### DIRECTIONS FOR THIS TASK
Nothing in the records may be altered. Repeat them in full.

### DATA TO PROCESS
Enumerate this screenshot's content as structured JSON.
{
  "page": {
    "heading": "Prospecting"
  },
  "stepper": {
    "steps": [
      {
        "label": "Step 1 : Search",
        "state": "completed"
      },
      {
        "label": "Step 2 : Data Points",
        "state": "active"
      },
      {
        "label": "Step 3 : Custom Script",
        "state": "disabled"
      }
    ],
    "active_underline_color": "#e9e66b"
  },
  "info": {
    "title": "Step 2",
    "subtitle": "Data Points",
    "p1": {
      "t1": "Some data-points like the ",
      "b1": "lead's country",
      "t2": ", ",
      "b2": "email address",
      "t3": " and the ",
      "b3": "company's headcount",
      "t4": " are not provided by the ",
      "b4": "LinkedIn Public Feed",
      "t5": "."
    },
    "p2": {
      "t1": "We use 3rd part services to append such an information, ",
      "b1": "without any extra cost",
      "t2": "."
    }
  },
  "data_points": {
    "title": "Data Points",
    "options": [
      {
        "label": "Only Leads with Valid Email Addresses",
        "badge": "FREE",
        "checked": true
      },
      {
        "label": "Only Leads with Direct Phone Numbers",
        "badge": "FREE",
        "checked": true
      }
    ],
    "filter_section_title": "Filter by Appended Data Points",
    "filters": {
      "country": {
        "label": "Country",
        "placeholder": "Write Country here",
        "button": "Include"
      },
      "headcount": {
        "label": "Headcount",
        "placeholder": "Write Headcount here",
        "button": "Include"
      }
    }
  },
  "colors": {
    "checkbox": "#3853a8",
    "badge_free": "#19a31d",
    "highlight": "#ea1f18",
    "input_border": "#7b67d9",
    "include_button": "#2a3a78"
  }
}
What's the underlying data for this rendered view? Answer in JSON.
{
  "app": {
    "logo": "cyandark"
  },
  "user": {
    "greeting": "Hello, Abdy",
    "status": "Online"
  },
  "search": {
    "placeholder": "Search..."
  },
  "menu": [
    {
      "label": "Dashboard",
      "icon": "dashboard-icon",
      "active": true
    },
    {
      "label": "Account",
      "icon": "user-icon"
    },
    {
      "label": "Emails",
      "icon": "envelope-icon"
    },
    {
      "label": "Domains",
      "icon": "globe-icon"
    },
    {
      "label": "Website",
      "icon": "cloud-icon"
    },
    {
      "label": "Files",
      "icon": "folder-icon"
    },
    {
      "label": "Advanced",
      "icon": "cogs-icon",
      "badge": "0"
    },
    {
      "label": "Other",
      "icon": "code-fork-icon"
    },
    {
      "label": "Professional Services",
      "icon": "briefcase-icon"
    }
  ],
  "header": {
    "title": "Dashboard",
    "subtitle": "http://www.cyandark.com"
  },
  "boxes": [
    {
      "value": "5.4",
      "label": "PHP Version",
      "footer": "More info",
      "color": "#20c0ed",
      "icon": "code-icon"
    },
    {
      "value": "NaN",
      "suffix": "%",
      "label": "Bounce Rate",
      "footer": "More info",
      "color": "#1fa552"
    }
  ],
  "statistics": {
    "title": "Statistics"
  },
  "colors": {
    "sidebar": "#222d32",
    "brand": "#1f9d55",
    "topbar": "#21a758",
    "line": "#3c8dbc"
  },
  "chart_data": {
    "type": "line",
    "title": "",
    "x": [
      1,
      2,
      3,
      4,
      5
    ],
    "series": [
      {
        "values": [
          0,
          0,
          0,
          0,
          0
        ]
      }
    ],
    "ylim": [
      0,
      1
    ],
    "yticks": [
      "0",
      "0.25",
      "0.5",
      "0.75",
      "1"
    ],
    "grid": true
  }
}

### TASK ANSWER
Enumerate this screenshot's content as structured JSON.
{
  "page": {
    "heading": "Prospecting"
  },
  "stepper": {
    "steps": [
      {
        "label": "Step 1 : Search",
        "state": "completed"
      },
      {
        "label": "Step 2 : Data Points",
        "state": "active"
      },
      {
        "label": "Step 3 : Custom Script",
        "state": "disabled"
      }
    ],
    "active_underline_color": "#e9e66b"
  },
  "info": {
    "title": "Step 2",
    "subtitle": "Data Points",
    "p1": {
      "t1": "Some data-points like the ",
      "b1": "lead's country",
      "t2": ", ",
      "b2": "email address",
      "t3": " and the ",
      "b3": "company's headcount",
      "t4": " are not provided by the ",
      "b4": "LinkedIn Public Feed",
      "t5": "."
    },
    "p2": {
      "t1": "We use 3rd part services to append such an information, ",
      "b1": "without any extra cost",
      "t2": "."
    }
  },
  "data_points": {
    "title": "Data Points",
    "options": [
      {
        "label": "Only Leads with Valid Email Addresses",
        "badge": "FREE",
        "checked": true
      },
      {
        "label": "Only Leads with Direct Phone Numbers",
        "badge": "FREE",
        "checked": true
      }
    ],
    "filter_section_title": "Filter by Appended Data Points",
    "filters": {
      "country": {
        "label": "Country",
        "placeholder": "Write Country here",
        "button": "Include"
      },
      "headcount": {
        "label": "Headcount",
        "placeholder": "Write Headcount here",
        "button": "Include"
      }
    }
  },
  "colors": {
    "checkbox": "#3853a8",
    "badge_free": "#19a31d",
    "highlight": "#ea1f18",
    "input_border": "#7b67d9",
    "include_button": "#2a3a78"
  }
}
What's the underlying data for this rendered view? Answer in JSON.
{
  "app": {
    "logo": "cyandark"
  },
  "user": {
    "greeting": "Hello, Abdy",
    "status": "Online"
  },
  "search": {
    "placeholder": "Search..."
  },
  "menu": [
    {
      "label": "Dashboard",
      "icon": "dashboard-icon",
      "active": true
    },
    {
      "label": "Account",
      "icon": "user-icon"
    },
    {
      "label": "Emails",
      "icon": "envelope-icon"
    },
    {
      "label": "Domains",
      "icon": "globe-icon"
    },
    {
      "label": "Website",
      "icon": "cloud-icon"
    },
    {
      "label": "Files",
      "icon": "folder-icon"
    },
    {
      "label": "Advanced",
      "icon": "cogs-icon",
      "badge": "0"
    },
    {
      "label": "Other",
      "icon": "code-fork-icon"
    },
    {
      "label": "Professional Services",
      "icon": "briefcase-icon"
    }
  ],
  "header": {
    "title": "Dashboard",
    "subtitle": "http://www.cyandark.com"
  },
  "boxes": [
    {
      "value": "5.4",
      "label": "PHP Version",
      "footer": "More info",
      "color": "#20c0ed",
      "icon": "code-icon"
    },
    {
      "value": "NaN",
      "suffix": "%",
      "label": "Bounce Rate",
      "footer": "More info",
      "color": "#1fa552"
    }
  ],
  "statistics": {
    "title": "Statistics"
  },
  "colors": {
    "sidebar": "#222d32",
    "brand": "#1f9d55",
    "topbar": "#21a758",
    "line": "#3c8dbc"
  },
  "chart_data": {
    "type": "line",
    "title": "",
    "x": [
      1,
      2,
      3,
      4,
      5
    ],
    "series": [
      {
        "values": [
          0,
          0,
          0,
          0,
          0
        ]
      }
    ],
    "ylim": [
      0,
      1
    ],
    "yticks": [
      "0",
      "0.25",
      "0.5",
      "0.75",
      "1"
    ],
    "grid": true
  }
}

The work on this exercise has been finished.